An Akron man has been sentenced to more than five years in prison for eight robberies in Akron and Cuyahoga Falls. Darrion Powers, 23, pleaded guilty to robberies that took place between December 2018 and February 2019. He stole more than $13,000 from six restaurants and two banks. Police had arrested him in February after returning to his home following a robbery at the PNC Bank in the Ellet neighborhood. Powers has also been ordered to pay more than $4,000 in restitution.

Report: Former Akron school official misused $168,000
A state audit released Tuesday reveals the former head of a now-closed virtual charter school in Akron misused nearly $168,000 in taxpayer dollers. Akron Digital Academy closed last June due to financial problems. The Beacon Journal reports the audit found the school issued the $167,753 worth of payments to a vendor known as Individual Development and Education Achievement Services (IDEAS) from December 2009 to February 2013. IDEAS would then send invoices to the school's former head Lashawn Terrell. After a complaint alleging embezzlement in 2013, an investigation found the money had been deposited into Terrell's bank account along with the owner of IDEAS, Danielle Lumpkin. Ohio Auditor Keith Faber has issued a finding for recovery against Lumpkin and Terrell for the nearly $168,000.

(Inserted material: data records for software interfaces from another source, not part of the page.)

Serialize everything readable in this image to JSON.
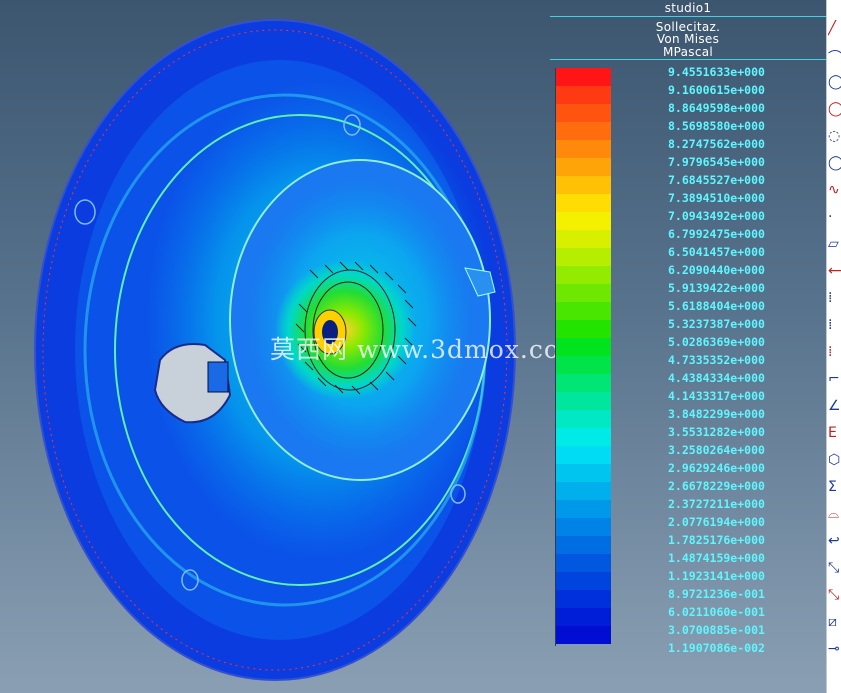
{
  "legend": {
    "title": "studio1",
    "lines": [
      "Sollecitaz.",
      "Von Mises",
      "MPascal"
    ],
    "labels": [
      "9.4551633e+000",
      "9.1600615e+000",
      "8.8649598e+000",
      "8.5698580e+000",
      "8.2747562e+000",
      "7.9796545e+000",
      "7.6845527e+000",
      "7.3894510e+000",
      "7.0943492e+000",
      "6.7992475e+000",
      "6.5041457e+000",
      "6.2090440e+000",
      "5.9139422e+000",
      "5.6188404e+000",
      "5.3237387e+000",
      "5.0286369e+000",
      "4.7335352e+000",
      "4.4384334e+000",
      "4.1433317e+000",
      "3.8482299e+000",
      "3.5531282e+000",
      "3.2580264e+000",
      "2.9629246e+000",
      "2.6678229e+000",
      "2.3727211e+000",
      "2.0776194e+000",
      "1.7825176e+000",
      "1.4874159e+000",
      "1.1923141e+000",
      "8.9721236e-001",
      "6.0211060e-001",
      "3.0700885e-001",
      "1.1907086e-002"
    ],
    "colors": [
      "#ff1515",
      "#ff3a12",
      "#ff5410",
      "#ff6d0e",
      "#ff890b",
      "#ffa408",
      "#ffc005",
      "#ffdd03",
      "#f5ef00",
      "#d8f000",
      "#b6ee00",
      "#93ec00",
      "#6ee800",
      "#48e600",
      "#22e400",
      "#00e31d",
      "#00e44a",
      "#00e573",
      "#00e69d",
      "#00e8c4",
      "#00eae6",
      "#00dcf3",
      "#00c6ef",
      "#00b0ec",
      "#0099e9",
      "#0083e6",
      "#006de3",
      "#0058e1",
      "#0044df",
      "#0030dc",
      "#001ed8",
      "#000ed4"
    ]
  },
  "watermark": "莫西网 www.3dmox.com",
  "toolbar": {
    "icons": [
      "line-tool-icon",
      "arc-tool-icon",
      "circle-tool-icon",
      "circle-tool-icon",
      "circle-3pt-icon",
      "ellipse-tool-icon",
      "spline-tool-icon",
      "point-tool-icon",
      "rectangle-tool-icon",
      "dimension-tool-icon",
      "node-tool-icon",
      "node-tool-icon",
      "node-tool-icon",
      "trim-tool-icon",
      "chamfer-tool-icon",
      "e-tool-icon",
      "polygon-tool-icon",
      "sigma-tool-icon",
      "fillet-tool-icon",
      "hook-tool-icon",
      "offset-tool-icon",
      "offset-tool-icon",
      "mirror-tool-icon",
      "measure-tool-icon"
    ]
  }
}
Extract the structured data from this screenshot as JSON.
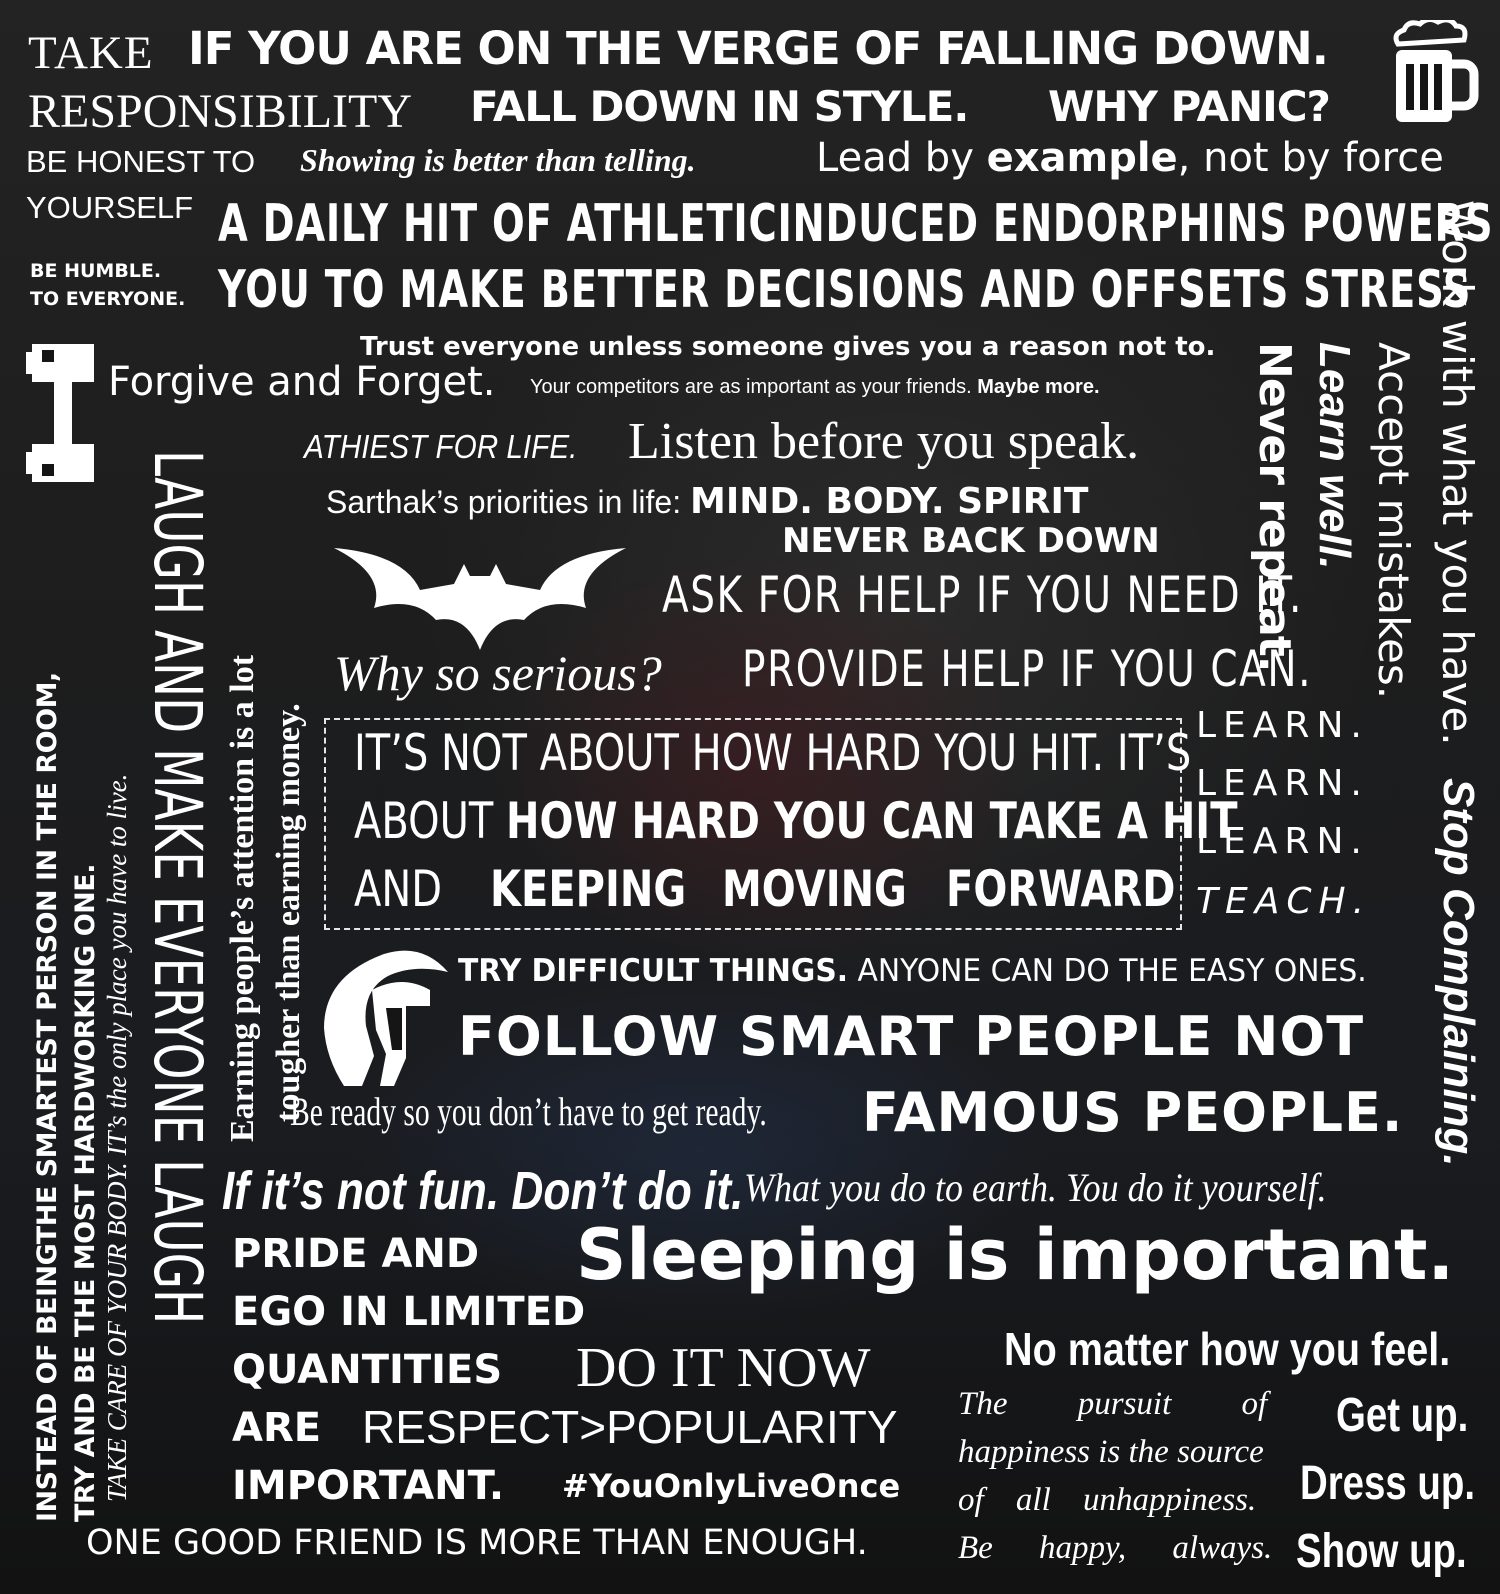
{
  "poster": {
    "take": "TAKE",
    "responsibility": "RESPONSIBILITY",
    "verge": "IF YOU ARE ON THE VERGE OF FALLING DOWN.",
    "fall_style": "FALL DOWN IN STYLE.",
    "why_panic": "WHY PANIC?",
    "be_honest": "BE HONEST TO",
    "yourself": "YOURSELF",
    "showing": "Showing is better than telling.",
    "lead_by": "Lead by ",
    "example": "example",
    "not_by_force": ", not by force",
    "endorphins_1": "A DAILY HIT OF ATHLETICINDUCED ENDORPHINS POWERS",
    "endorphins_2": "YOU TO MAKE BETTER DECISIONS AND OFFSETS STRESS",
    "be_humble": "BE HUMBLE.",
    "to_everyone": "TO EVERYONE.",
    "trust_everyone": "Trust everyone unless someone gives you a reason not to.",
    "forgive": "Forgive and Forget.",
    "competitors": "Your competitors are as important as your friends. ",
    "maybe_more": "Maybe more.",
    "athiest": "ATHIEST FOR LIFE.",
    "listen": "Listen before you speak.",
    "priorities": "Sarthak’s priorities in life: ",
    "mind_body_spirit": "MIND. BODY. SPIRIT",
    "never_back_down": "NEVER BACK DOWN",
    "ask_help": "ASK FOR HELP IF YOU NEED IT.",
    "why_serious": "Why so serious?",
    "provide_help": "PROVIDE HELP IF YOU CAN.",
    "never_repeat": "Never repeat.",
    "learn_well": "Learn well.",
    "accept_mistakes": "Accept mistakes.",
    "work_with": "Work with what you have.",
    "stop_complaining": "Stop Complaining.",
    "learn_1": "LEARN.",
    "learn_2": "LEARN.",
    "learn_3": "LEARN.",
    "teach": "TEACH.",
    "quote_line1": "IT’S NOT ABOUT HOW HARD YOU HIT. IT’S",
    "quote_about": "ABOUT ",
    "quote_hard_hit": "HOW HARD YOU CAN TAKE A HIT",
    "quote_and": "AND",
    "quote_keeping": "KEEPING",
    "quote_moving": "MOVING",
    "quote_forward": "FORWARD",
    "try_difficult": "TRY DIFFICULT THINGS.",
    "anyone_can": " ANYONE CAN DO THE EASY ONES.",
    "follow_smart": "FOLLOW SMART PEOPLE NOT",
    "famous_people": "FAMOUS PEOPLE.",
    "be_ready": "Be ready so you don’t have to get ready.",
    "not_fun": "If it’s not fun. Don’t do it.",
    "earth": "What you do to earth. You do it yourself.",
    "sleeping": "Sleeping is important.",
    "pride_1": "PRIDE AND",
    "pride_2": "EGO IN LIMITED",
    "pride_3": "QUANTITIES",
    "pride_4": "ARE",
    "pride_5": "IMPORTANT.",
    "do_it_now": "DO IT NOW",
    "respect": "RESPECT>POPULARITY",
    "yolo": "#YouOnlyLiveOnce",
    "one_friend": "ONE GOOD FRIEND IS MORE THAN ENOUGH.",
    "no_matter": "No matter how you feel.",
    "get_up": "Get up.",
    "dress_up": "Dress up.",
    "show_up": "Show up.",
    "pursuit_1": "The pursuit of",
    "pursuit_2": "happiness is the source",
    "pursuit_3": "of all unhappiness.",
    "pursuit_4": "Be happy, always.",
    "smartest": "INSTEAD OF BEINGTHE SMARTEST PERSON IN THE ROOM,",
    "hardworking": "TRY AND BE THE MOST HARDWORKING ONE.",
    "body_care": "TAKE CARE OF YOUR BODY. IT’s the only place you have to live.",
    "laugh": "LAUGH AND MAKE EVERYONE LAUGH",
    "earning_1": "Earning people’s attention is a lot",
    "earning_2": "tougher than earning money."
  },
  "icons": [
    "beer-mug-icon",
    "dumbbell-icon",
    "bat-logo-icon",
    "spartan-helmet-icon"
  ]
}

KSU researcher receives $3M grant to redesign trauma rooms
A Kent State researcher has received a nearly $3 million grant to help create efficient trauma rooms to save more lives. Sara Bayramzadeh is the coordinator and Elliot Professor in the Healthcare Design Program at Kent State's College of Architecture and Environmental Design. She will partner with Cleveland Clinic Akron General to create a Patient Safety Learning Lab to produce new guidelines when designing Level 1 trauma rooms. Joint Commission, the national health care accreditation nonprofit, found that up to 9% of all deaths in Level 1 trauma rooms could have been prevented. The four-year project will go through five phases, including giving HealthCare Design graduate students a chance to create innovative design solutions.

Nine charged in hazing-related death at Ohio University
Nine people have been charged in connection with the death of an Ohio University freshman during a hazing incident. Collin Wiant, 18, died last November at the unofficial house of Sigma Pi after ingesting nitrous oxide. Wiant's family filed a lawsuit against the univeristy, claiming it was apart of hazing by Sigma Pi members. The fraternity denied the allegations. The univeristy has since expelled the fraternity due to student conduct violations. Two current Ohio University students and six former students have been charged.

Editor's note: This article has been updated to add a missing word and correct grammatical errors.

Amanda Rabinowitz is the host of “All Things Considered” on Ideastream Public Media.